Step 4: Recall your variable

There is little point in including a text variable if we never use it again throughout our course. To recall the text variable content, i.e. your learner’s name, we will need to ‘reference’ the variable. You can do this in two ways:

  1. Clicking ‘reference’ in the ‘insert’ tab on your Storyline ribbon
  2. Typing your variable name between two percentage marks, i.e. %VAR_LearnerName%

In the .story view a reference to a variable will still look like this: %VAR_LearnerName%. However, in the preview or published course, it will display whatever the learner has typed in the input box… you have been warned!

Top tip!

Even if you don’t think you need to recall your variable at this stage – it’s always worthwhile checking now, so that we know we’ve set up our variable correctly. So, create a reference back to your variable – regardless of whether you need to right now or not – to double check your variable is working correctly.

Below is an example of how your text variable will look in your .story view, and your published view after your learner has typed their text.


.story view


Published view

Top tip!

When you are starting out with variables of any type   do not copy and paste text or number input boxes unless you know what you are doing! Remember in Storyline, if you copy an object you also copy any states or triggers that are linked to that object. It is the same for variables. If you duplicate or copy a variable input you might not be creating a new instance of a variable, but a reference back to a variable that already exists. Alternatively, you might be updating a variable you do not want to or copying a trigger over that is intended to do something else.

Step 5: Creating more triggers

Based on the top tip above, until you get your head round variables, create every input and every trigger from scratch and name as you go. There is nothing worse than having TextEntry32   and not knowing what you wanted it to do (although there are some handy things you can learn if you need to troubleshoot variables… we will pick that up in later blogs too).

So, if you want to insert another text variable, head back to step one and follow each step again – including testing! Never assume because you’ve got it right once, you’ll get it right every time.

The next blog in the ‘introduction to variables’ series will explore what we can do with number variables… but practice first with some simple text examples and make sure you stick to the rules above. Start small and simple and you will be using variables confidently in no time.

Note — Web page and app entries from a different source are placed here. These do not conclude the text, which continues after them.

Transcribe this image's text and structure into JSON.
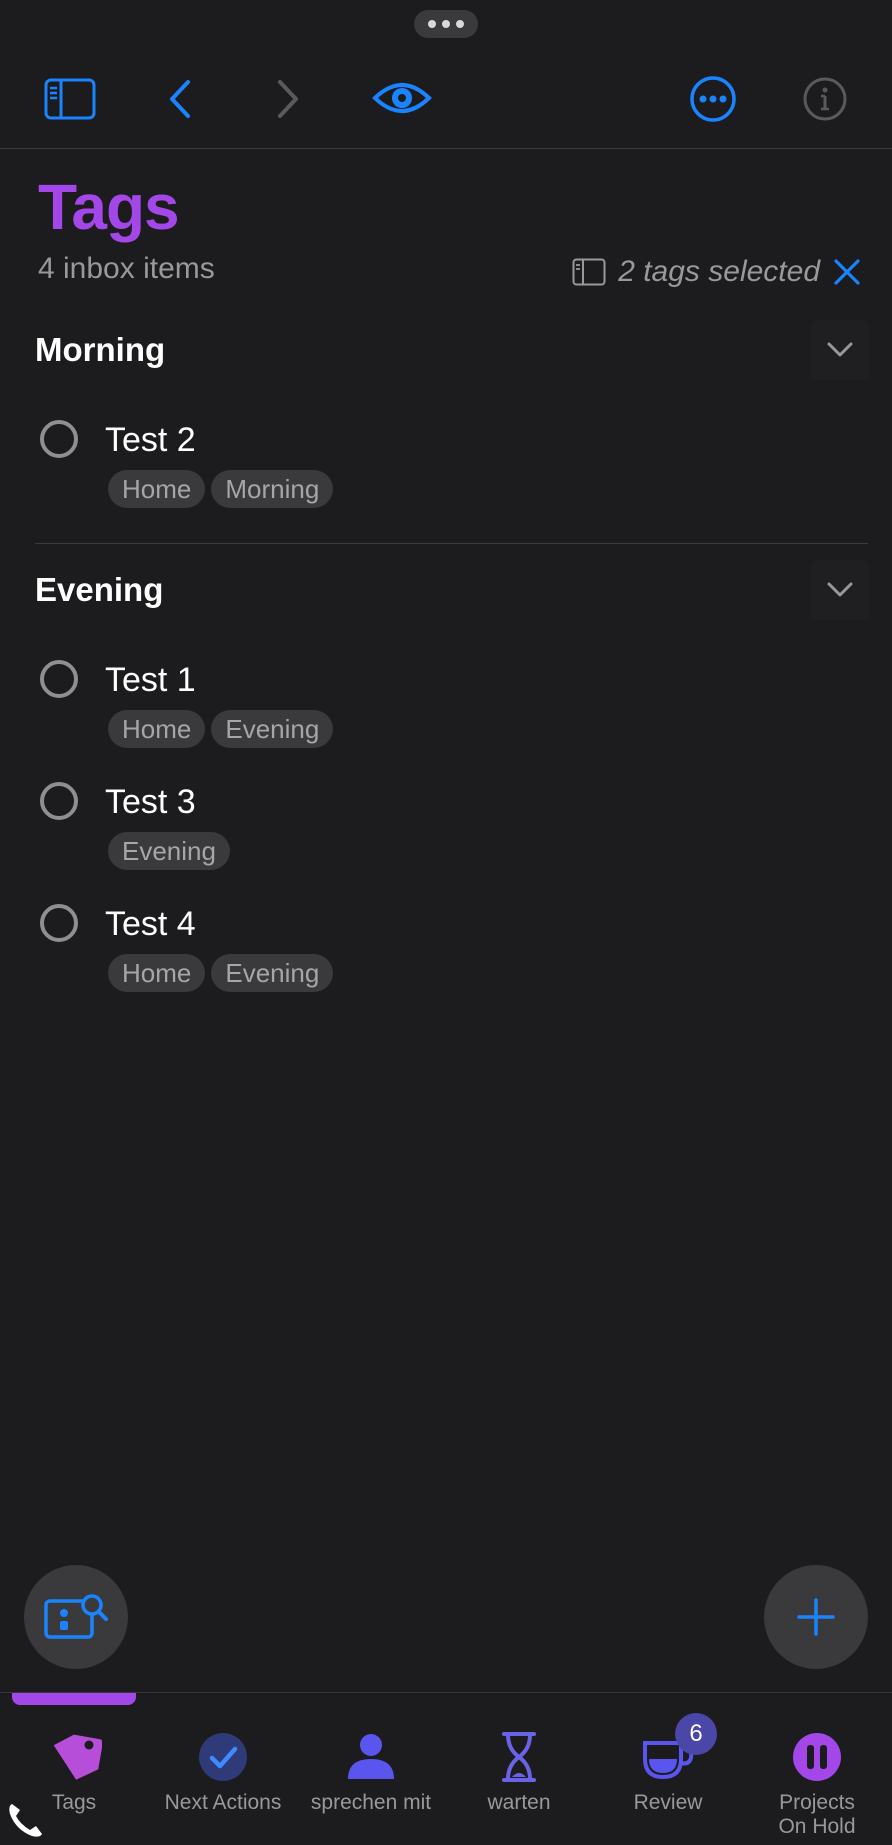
{
  "header": {
    "title": "Tags",
    "subtitle": "4 inbox items",
    "tags_selected": "2 tags selected"
  },
  "toolbar": {
    "icons": [
      "sidebar-icon",
      "back-chevron-icon",
      "forward-chevron-icon",
      "eye-icon",
      "more-circle-icon",
      "info-icon"
    ]
  },
  "sections": [
    {
      "title": "Morning",
      "tasks": [
        {
          "title": "Test 2",
          "tags": [
            "Home",
            "Morning"
          ]
        }
      ]
    },
    {
      "title": "Evening",
      "tasks": [
        {
          "title": "Test 1",
          "tags": [
            "Home",
            "Evening"
          ]
        },
        {
          "title": "Test 3",
          "tags": [
            "Evening"
          ]
        },
        {
          "title": "Test 4",
          "tags": [
            "Home",
            "Evening"
          ]
        }
      ]
    }
  ],
  "tabbar": {
    "tabs": [
      {
        "label": "Tags",
        "icon": "tag-icon",
        "active": true
      },
      {
        "label": "Next Actions",
        "icon": "checkmark-circle-icon"
      },
      {
        "label": "sprechen mit",
        "icon": "person-icon"
      },
      {
        "label": "warten",
        "icon": "hourglass-icon"
      },
      {
        "label": "Review",
        "icon": "cup-icon",
        "badge": "6"
      },
      {
        "label": "Projects\nOn Hold",
        "icon": "pause-circle-icon"
      }
    ]
  },
  "colors": {
    "accent_purple": "#a347e8",
    "tint_blue": "#1a84ff",
    "background": "#1c1c1e",
    "chip_background": "#3a3a3c"
  }
}
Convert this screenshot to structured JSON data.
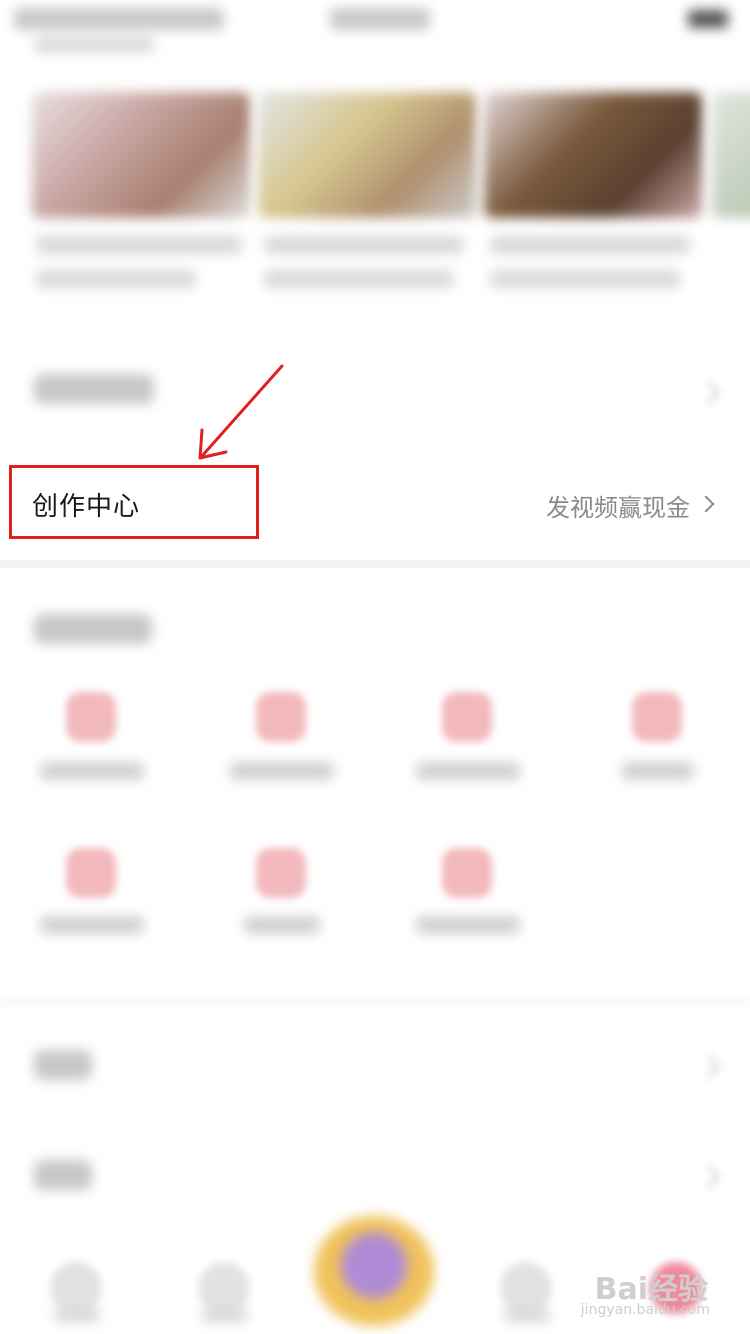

Did you know we are the only certified training partner of Articulate in the UK? If you want to learn from the best, check out our Articulate training offering here.